EXERCISE DETAILS: Report how many lines of these entries hold the string "title"; reply with the number alone.

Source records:
------------------------------

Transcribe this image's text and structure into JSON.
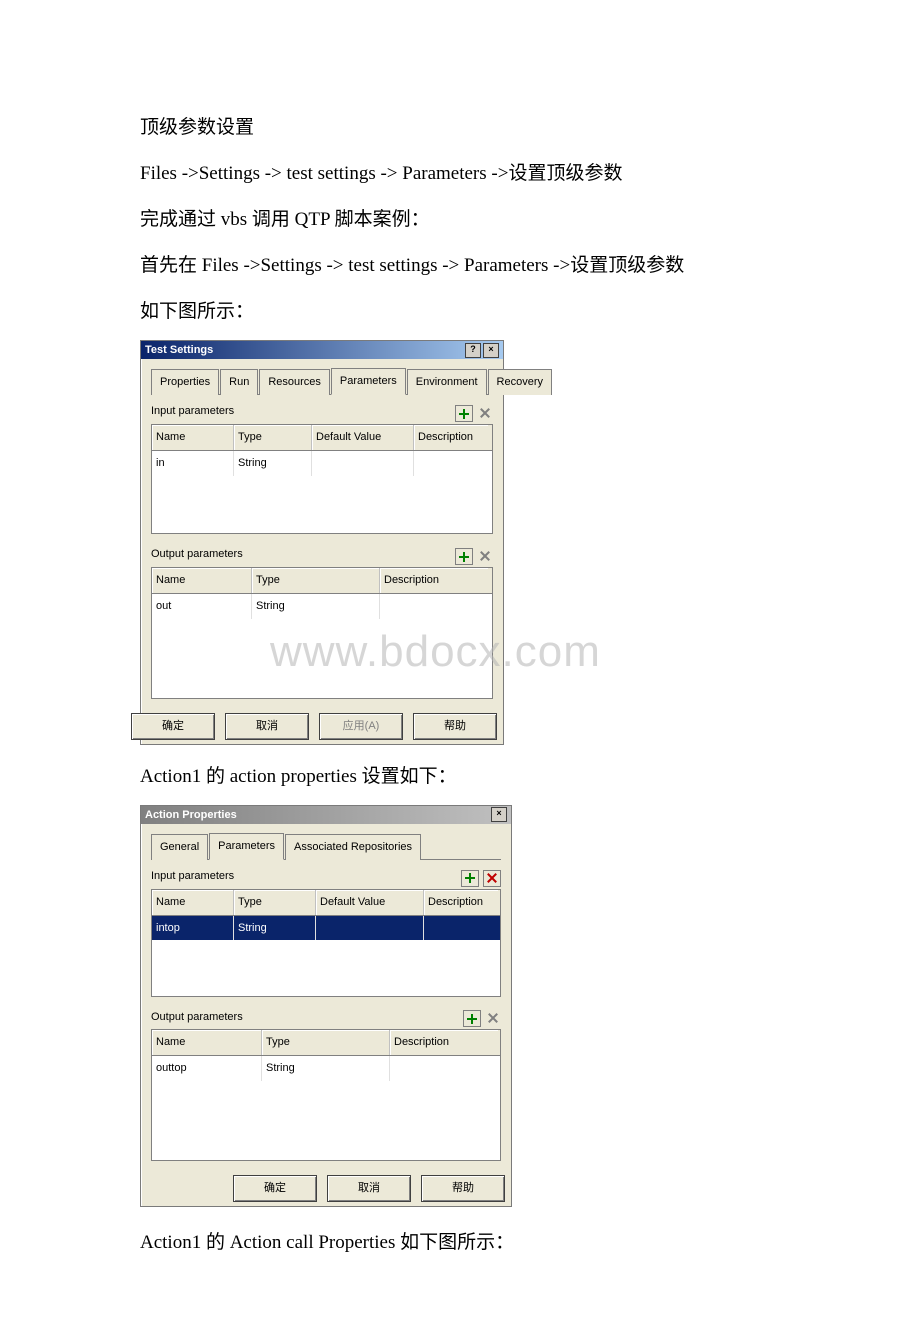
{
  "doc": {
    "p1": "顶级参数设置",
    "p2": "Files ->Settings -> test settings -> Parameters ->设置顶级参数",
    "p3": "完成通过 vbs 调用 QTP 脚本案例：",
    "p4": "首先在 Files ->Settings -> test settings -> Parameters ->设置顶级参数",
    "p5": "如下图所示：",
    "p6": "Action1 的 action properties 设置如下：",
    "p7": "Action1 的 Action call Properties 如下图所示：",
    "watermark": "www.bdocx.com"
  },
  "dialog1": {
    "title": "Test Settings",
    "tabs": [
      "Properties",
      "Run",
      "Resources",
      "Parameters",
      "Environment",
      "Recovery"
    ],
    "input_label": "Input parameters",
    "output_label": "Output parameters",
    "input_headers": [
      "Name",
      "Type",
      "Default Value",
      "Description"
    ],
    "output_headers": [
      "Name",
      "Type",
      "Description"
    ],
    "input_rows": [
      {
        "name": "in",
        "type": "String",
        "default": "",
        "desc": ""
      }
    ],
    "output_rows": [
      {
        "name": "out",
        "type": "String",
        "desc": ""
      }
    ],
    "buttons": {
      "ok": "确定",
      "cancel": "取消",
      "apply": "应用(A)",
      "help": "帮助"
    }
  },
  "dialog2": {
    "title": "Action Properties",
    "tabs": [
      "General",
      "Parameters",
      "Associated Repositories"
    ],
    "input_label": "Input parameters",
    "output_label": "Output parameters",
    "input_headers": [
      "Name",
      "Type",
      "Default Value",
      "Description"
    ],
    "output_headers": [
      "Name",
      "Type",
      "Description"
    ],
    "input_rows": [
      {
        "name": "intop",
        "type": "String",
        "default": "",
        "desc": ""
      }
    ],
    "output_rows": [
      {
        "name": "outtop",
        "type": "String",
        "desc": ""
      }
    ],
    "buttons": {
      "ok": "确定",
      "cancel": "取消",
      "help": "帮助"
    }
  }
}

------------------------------

YOUR SOLUTION: 2